On the other side, PoliTex also notes some glee from Republicans, including man without a district Michael Williams and the maybe-not-retired Aaron Pena. I will simply point out that just before New Year’s Day the DC Court issued an opinion on preclearance standards that took Texas to task for its methodology and strongly suggested that preclearance was not in the cards. As Pena’s district was one that the plaintiffs and the Justice Department had focused on, I wouldn’t be surprised at all if his district remains substantially changed from what the Lege drew.

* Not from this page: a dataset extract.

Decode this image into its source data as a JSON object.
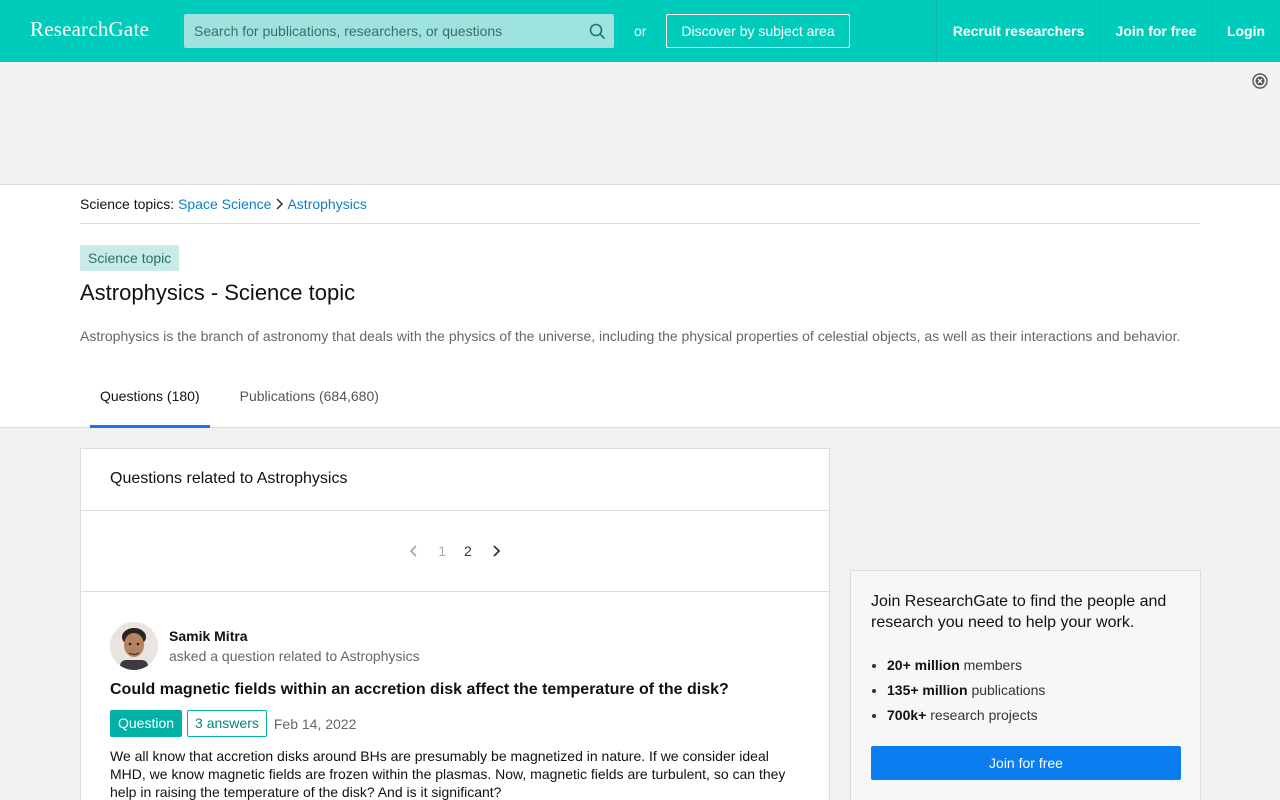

My own non-lawyerly take on this is that if the San Antonio court waits for the DC court, or if it just relies on that opinion while completing the do-over, there’s still a lot of potential for significant alterations to the Lege’s maps. Clearly, bad things can happen from a Democratic perspective – the Lege combined HDs 137 and 149, for example, while the court restored those and instead combined HDs 133 and 136, while turning HD144 into a Latino-majority Democrat-favoring district – but overreach is still overreach, and there’s nothing to suggest it can’t or won’t be dialed back. It’s a question of where and how much.
As for the primaries, who knows when they’ll be? It’s not out of the question that either the San Antonio court does its rework in the next week or so, or that the DC court issues a quick ruling followed by some quick mapmaking, and we can keep the April date with some compression of the absentee ballot mailing period. More likely, I think, is a later primary, but whether May or June is anyone’s guess. At least we’re not waiting for SCOTUS any more. What I know for sure is that I have some more map-studying and number-crunching in my future. I’m sure you’re as eager for me to get to that as I am.
UPDATE: Greg weighs in.